In this event in Jesus’ life we see that the people of his hometown cannot imagine or grasp who is standing before them. In matters of faith, this is the truth. Without the gift of faith, we cannot see anything but flesh and blood. So they reject him. They think they know him, but they do not. Maybe he is too much like them. Maybe they also wonder what good can come out of Nazareth? He is only the son of a carpenter. They've known him since he was a boy.
Jesus certainly is like them. He came to live with us as flesh and blood, to get to know us and relate to us and bring us a new life that changes everything. He has brought eternity into our very limited spaces. And he breaks open possibilities undreamt of in our philosophies or simple conventions. Heaven is walking with us, by us, into our dailiness.
Today we are in a protracted struggle with each other about our future. Who do we want to be? People are read out of society for what they think or even thought long ago. Those thoughts define them. Their sin becomes them and there is no salvation or forgiveness possible.
We Christians have always known we are sinners and despite our attempts to be good, we are filled with urges toward evil and wrongdoing. It is what should make us humble and aware of our need for correction and forgiveness. There but for the grace of God go I, is the mantra Christians have to say. It makes us gentle with others because we see ourselves in the other.
The miracle is that we can be forgiven and find the strength to go forward, despite our failures. Christ came into our midst knowing exactly who we are and what would happen to him. Despite all that, he came and lived with joy among us. Even those closest to him, who thought they knew him best, were given the grace to see that what they thought they knew was not the half of it. Here in their midst stood another reality, another world, one that transformed all of life: God in the flesh, dwelling among us. Do not our hearts burn within us when we see the world around us by the power of the Holy Spirit, as he takes fire in our midst and shows us eternity? Does not this make our walk back to our homes and our friends completely different? Praise the Lord, it does!

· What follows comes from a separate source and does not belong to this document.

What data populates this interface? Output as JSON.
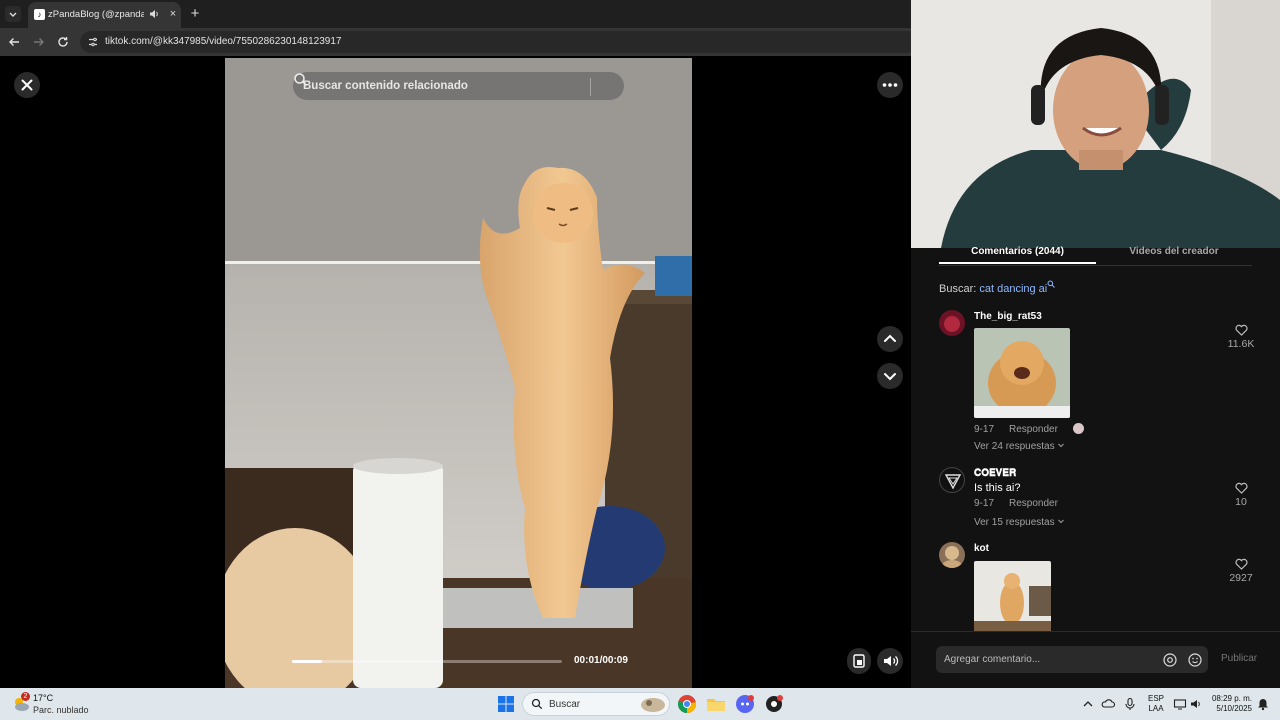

It is not easy to find a hymn that speaks to this difficult topic so I am using my own. Hymn writers sometimes seem to have solved their doubt and anxiety before writing a hymn, but that often makes hymns seem too confident for weak believers who find themselves in doubt. It is not in their power to believe on their own. We pray for the Spirit to create faith in us.
Amanda Husberg, the composer of the tune, died this last February. She has left behind a great treasury of music almost all of it glorifying God. I am grateful I could know her and work with her.
Purify my Heart. A fine piece by Amanda and a frequent collaborator Richard Leech. Good for this lesson.
(Sorry for the bad quality copy. I am away from my copier.)